Success, Your Way Part 2
The Sweet Smell of Success
Key to feeling satisfied with your goals and progress as a rider is a realistic definition of success. Ask yourself: What does “success” mean to me? Will I be successful only if I make the Olympic team? If I know how to ride and train lots of different horses? If I train one horse to Grand Prix? If I train one horse to Second Level?
If your not clear and realistic about your goals, you will be unable to succeed at those goals. For instance, let’s face it: Most people aren’t even going to make the Olympic team, with only four spots every four years. ask yourself whether your goal is a realistic one.
As you embark on the goal-setting process, keep in mind that success and confidence go hand in hand. Confidence comes only when you’re clear about your goals, your values and the knowledge that you’re making progress in some way-and when you like who you are and what you are doing.

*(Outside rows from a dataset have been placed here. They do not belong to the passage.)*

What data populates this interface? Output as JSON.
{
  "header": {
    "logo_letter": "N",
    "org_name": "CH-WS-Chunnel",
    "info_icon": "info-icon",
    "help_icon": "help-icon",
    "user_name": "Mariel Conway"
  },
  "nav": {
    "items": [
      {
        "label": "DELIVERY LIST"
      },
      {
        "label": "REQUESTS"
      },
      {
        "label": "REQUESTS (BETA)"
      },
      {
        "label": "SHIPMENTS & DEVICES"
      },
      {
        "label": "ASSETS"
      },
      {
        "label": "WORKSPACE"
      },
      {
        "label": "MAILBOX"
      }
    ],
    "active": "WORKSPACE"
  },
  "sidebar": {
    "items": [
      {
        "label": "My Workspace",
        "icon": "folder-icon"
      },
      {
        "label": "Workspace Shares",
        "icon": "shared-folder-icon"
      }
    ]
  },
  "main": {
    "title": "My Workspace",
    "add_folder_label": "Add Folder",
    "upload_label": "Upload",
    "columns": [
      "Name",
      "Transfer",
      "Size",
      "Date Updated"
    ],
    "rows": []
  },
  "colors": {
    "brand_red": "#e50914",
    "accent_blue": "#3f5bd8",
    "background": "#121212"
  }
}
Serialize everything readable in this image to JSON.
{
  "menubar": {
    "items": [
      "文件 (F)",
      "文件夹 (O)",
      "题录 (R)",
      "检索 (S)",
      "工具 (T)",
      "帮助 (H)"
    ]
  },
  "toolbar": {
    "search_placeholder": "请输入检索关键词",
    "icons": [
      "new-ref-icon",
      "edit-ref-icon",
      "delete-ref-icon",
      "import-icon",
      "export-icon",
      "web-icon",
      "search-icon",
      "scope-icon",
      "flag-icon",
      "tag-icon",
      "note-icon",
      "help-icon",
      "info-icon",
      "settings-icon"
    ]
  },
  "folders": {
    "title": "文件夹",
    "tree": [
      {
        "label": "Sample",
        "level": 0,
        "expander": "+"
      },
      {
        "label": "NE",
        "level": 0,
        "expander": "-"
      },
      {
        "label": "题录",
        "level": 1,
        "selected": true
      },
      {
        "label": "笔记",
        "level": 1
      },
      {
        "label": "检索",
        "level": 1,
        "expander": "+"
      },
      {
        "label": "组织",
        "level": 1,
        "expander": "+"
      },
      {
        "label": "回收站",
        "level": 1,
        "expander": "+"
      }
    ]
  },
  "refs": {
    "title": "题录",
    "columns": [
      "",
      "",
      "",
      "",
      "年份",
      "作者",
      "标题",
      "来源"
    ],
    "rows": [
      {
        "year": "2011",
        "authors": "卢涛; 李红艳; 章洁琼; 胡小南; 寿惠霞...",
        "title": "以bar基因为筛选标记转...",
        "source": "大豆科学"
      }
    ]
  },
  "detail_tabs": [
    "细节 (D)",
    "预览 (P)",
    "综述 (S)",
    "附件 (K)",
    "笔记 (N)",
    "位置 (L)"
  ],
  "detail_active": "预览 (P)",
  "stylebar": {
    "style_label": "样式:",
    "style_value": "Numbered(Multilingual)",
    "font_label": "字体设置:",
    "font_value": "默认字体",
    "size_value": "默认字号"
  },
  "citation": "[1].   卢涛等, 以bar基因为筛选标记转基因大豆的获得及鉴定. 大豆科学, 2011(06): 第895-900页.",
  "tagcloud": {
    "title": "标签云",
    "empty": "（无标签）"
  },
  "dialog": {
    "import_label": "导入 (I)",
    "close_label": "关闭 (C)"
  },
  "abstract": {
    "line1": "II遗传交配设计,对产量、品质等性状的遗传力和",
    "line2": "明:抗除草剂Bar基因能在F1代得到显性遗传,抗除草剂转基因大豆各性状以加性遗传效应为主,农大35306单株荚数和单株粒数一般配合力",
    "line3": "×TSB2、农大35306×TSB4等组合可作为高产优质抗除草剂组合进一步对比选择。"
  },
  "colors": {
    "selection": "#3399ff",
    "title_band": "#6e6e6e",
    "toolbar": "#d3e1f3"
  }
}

Part of what makes a goal realistic or unrealistic is whether you are willing to pay the price to achieve it. Are you willing to to do whatever it takes to achieve success as you’ve defined it-and “whatever it takes” consistent with your belief systems? Start by writing down your goals and the hen think carefully about what it would take to achieve them. For each goal, ask yourself whether you’re willing to invest the time, effort and resources needed to achieve it. If the answer is no, then choose another goal and repeat the process. Keep looking, and strive to discover what type of success truly would make you happy and fulfilled.
Some elite athletes don’t participate in their sports simply to achieve fulfillment or happiness; they do it as sort of challenge or to prove something. Let’s face it: All of the people who achieve a high degree of success, such as making an Olympic team, aren’t perfectly happy and healthy. Some are on their own personal missions. They may say ” Damn those people who were always criticizing me. I’ll show them.” As a friend of mine observed, “If we all had perfect childhoods, none of us would do anything extraordinary. We’d probably just be ordinary, average people living in ordinary, average lives and be happy with that.”
These types of “agendas” do indeed motivate some people to achieve great success. But their drive is narrowly focused: “I’m not going to have relationships. I’m not going to have fun. i’m not going to take vacations. I’m only going to focus on my goal.” They are willing to sacrifice everything to an extreme. Now, although some of this focused drive and willingness to sacrifice are necessary for success, I don’t think this almost-masochistic attitude is necessary. What I see more often in those who are truly successful is a more balanced personality coupled with the ability to sustain a focused drive for long periods of time. I believe that it is very possible-and desirable- to achieve goals while deriving joy an da sense of accomplishment from the process.
As a psychologist, I consider the mental health implications during the goal setting process. Vey often, when a rider reaches her goals, she feels, “What now? What’s next?” A lot of Olympic athletes talk about the horrible anticlimax that occurs after they’ve reached their goals. There is even a support group for ex-Olympians because they often go into such a crash afterward. They have to try to find some purpose in life. Their entire lives had been filled with their sports, and now what? So many Olympic athletes are so young, with their whole lives ahead of them, but they don’t know how to refocus and move forward.
The sport of riding differs from other sports in a couple of ways. First, it’s the one and only one in which mean and women compete against one another on equal terms. Second, it’s one of the few sports in which you can compete at any age-you’re not washed up at age 25. You can ride dressage for a lifetime, and that can take a bit of the pressure off; the downside is that you can get locked into a life pattern of an off-balance existence.